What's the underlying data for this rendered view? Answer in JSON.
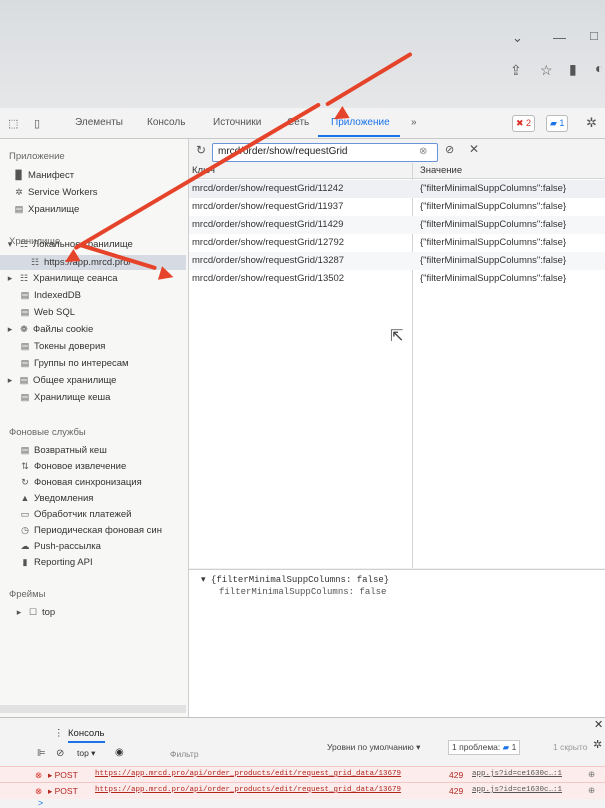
{
  "window_controls": {
    "minimize": "—",
    "maximize": "□",
    "dropdown": "⌄"
  },
  "devtools_tabs": [
    {
      "label": "Элементы"
    },
    {
      "label": "Консоль"
    },
    {
      "label": "Источники"
    },
    {
      "label": "Сеть"
    },
    {
      "label": "Приложение",
      "active": true
    },
    {
      "label": "»"
    }
  ],
  "issues": {
    "errors": "2",
    "messages": "1"
  },
  "sidebar": {
    "app_section": "Приложение",
    "app_items": [
      "Манифест",
      "Service Workers",
      "Хранилище"
    ],
    "storage_section": "Хранилище",
    "storage_items": [
      {
        "label": "Локальное хранилище",
        "expanded": true
      },
      {
        "label": "https://app.mrcd.pro/",
        "selected": true
      },
      {
        "label": "Хранилище сеанса"
      },
      {
        "label": "IndexedDB"
      },
      {
        "label": "Web SQL"
      },
      {
        "label": "Файлы cookie"
      },
      {
        "label": "Токены доверия"
      },
      {
        "label": "Группы по интересам"
      },
      {
        "label": "Общее хранилище"
      },
      {
        "label": "Хранилище кеша"
      }
    ],
    "bg_section": "Фоновые службы",
    "bg_items": [
      "Возвратный кеш",
      "Фоновое извлечение",
      "Фоновая синхронизация",
      "Уведомления",
      "Обработчик платежей",
      "Периодическая фоновая син",
      "Push-рассылка",
      "Reporting API"
    ],
    "frames_section": "Фреймы",
    "frames_items": [
      "top"
    ]
  },
  "filter": {
    "value": "mrcd/order/show/requestGrid"
  },
  "table": {
    "columns": [
      "Ключ",
      "Значение"
    ],
    "rows": [
      {
        "key": "mrcd/order/show/requestGrid/11242",
        "value": "{\"filterMinimalSuppColumns\":false}"
      },
      {
        "key": "mrcd/order/show/requestGrid/11937",
        "value": "{\"filterMinimalSuppColumns\":false}"
      },
      {
        "key": "mrcd/order/show/requestGrid/11429",
        "value": "{\"filterMinimalSuppColumns\":false}"
      },
      {
        "key": "mrcd/order/show/requestGrid/12792",
        "value": "{\"filterMinimalSuppColumns\":false}"
      },
      {
        "key": "mrcd/order/show/requestGrid/13287",
        "value": "{\"filterMinimalSuppColumns\":false}"
      },
      {
        "key": "mrcd/order/show/requestGrid/13502",
        "value": "{\"filterMinimalSuppColumns\":false}"
      }
    ]
  },
  "preview": {
    "line1": "▾ {filterMinimalSuppColumns: false}",
    "line2": "filterMinimalSuppColumns: false"
  },
  "console": {
    "tab": "Консоль",
    "context": "top ▾",
    "filter_placeholder": "Фильтр",
    "levels": "Уровни по умолчанию ▾",
    "problems": "1 проблема:",
    "problems_count": "1",
    "hidden": "1 скрыто",
    "errors": [
      {
        "method": "▸ POST",
        "url": "https://app.mrcd.pro/api/order_products/edit/request_grid_data/13679",
        "status": "429",
        "source": "app.js?id=ce1630c…:1"
      },
      {
        "method": "▸ POST",
        "url": "https://app.mrcd.pro/api/order_products/edit/request_grid_data/13679",
        "status": "429",
        "source": "app.js?id=ce1630c…:1"
      }
    ],
    "prompt": ">"
  },
  "colors": {
    "accent": "#1a73e8",
    "annotation_arrow": "#e5432a",
    "error": "#d93025"
  }
}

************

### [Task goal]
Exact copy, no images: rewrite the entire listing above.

### [Reply to the task]
What's the underlying data for this rendered view? Answer in JSON.
{
  "window_controls": {
    "minimize": "—",
    "maximize": "□",
    "dropdown": "⌄"
  },
  "devtools_tabs": [
    {
      "label": "Элементы"
    },
    {
      "label": "Консоль"
    },
    {
      "label": "Источники"
    },
    {
      "label": "Сеть"
    },
    {
      "label": "Приложение",
      "active": true
    },
    {
      "label": "»"
    }
  ],
  "issues": {
    "errors": "2",
    "messages": "1"
  },
  "sidebar": {
    "app_section": "Приложение",
    "app_items": [
      "Манифест",
      "Service Workers",
      "Хранилище"
    ],
    "storage_section": "Хранилище",
    "storage_items": [
      {
        "label": "Локальное хранилище",
        "expanded": true
      },
      {
        "label": "https://app.mrcd.pro/",
        "selected": true
      },
      {
        "label": "Хранилище сеанса"
      },
      {
        "label": "IndexedDB"
      },
      {
        "label": "Web SQL"
      },
      {
        "label": "Файлы cookie"
      },
      {
        "label": "Токены доверия"
      },
      {
        "label": "Группы по интересам"
      },
      {
        "label": "Общее хранилище"
      },
      {
        "label": "Хранилище кеша"
      }
    ],
    "bg_section": "Фоновые службы",
    "bg_items": [
      "Возвратный кеш",
      "Фоновое извлечение",
      "Фоновая синхронизация",
      "Уведомления",
      "Обработчик платежей",
      "Периодическая фоновая син",
      "Push-рассылка",
      "Reporting API"
    ],
    "frames_section": "Фреймы",
    "frames_items": [
      "top"
    ]
  },
  "filter": {
    "value": "mrcd/order/show/requestGrid"
  },
  "table": {
    "columns": [
      "Ключ",
      "Значение"
    ],
    "rows": [
      {
        "key": "mrcd/order/show/requestGrid/11242",
        "value": "{\"filterMinimalSuppColumns\":false}"
      },
      {
        "key": "mrcd/order/show/requestGrid/11937",
        "value": "{\"filterMinimalSuppColumns\":false}"
      },
      {
        "key": "mrcd/order/show/requestGrid/11429",
        "value": "{\"filterMinimalSuppColumns\":false}"
      },
      {
        "key": "mrcd/order/show/requestGrid/12792",
        "value": "{\"filterMinimalSuppColumns\":false}"
      },
      {
        "key": "mrcd/order/show/requestGrid/13287",
        "value": "{\"filterMinimalSuppColumns\":false}"
      },
      {
        "key": "mrcd/order/show/requestGrid/13502",
        "value": "{\"filterMinimalSuppColumns\":false}"
      }
    ]
  },
  "preview": {
    "line1": "▾ {filterMinimalSuppColumns: false}",
    "line2": "filterMinimalSuppColumns: false"
  },
  "console": {
    "tab": "Консоль",
    "context": "top ▾",
    "filter_placeholder": "Фильтр",
    "levels": "Уровни по умолчанию ▾",
    "problems": "1 проблема:",
    "problems_count": "1",
    "hidden": "1 скрыто",
    "errors": [
      {
        "method": "▸ POST",
        "url": "https://app.mrcd.pro/api/order_products/edit/request_grid_data/13679",
        "status": "429",
        "source": "app.js?id=ce1630c…:1"
      },
      {
        "method": "▸ POST",
        "url": "https://app.mrcd.pro/api/order_products/edit/request_grid_data/13679",
        "status": "429",
        "source": "app.js?id=ce1630c…:1"
      }
    ],
    "prompt": ">"
  },
  "colors": {
    "accent": "#1a73e8",
    "annotation_arrow": "#e5432a",
    "error": "#d93025"
  }
}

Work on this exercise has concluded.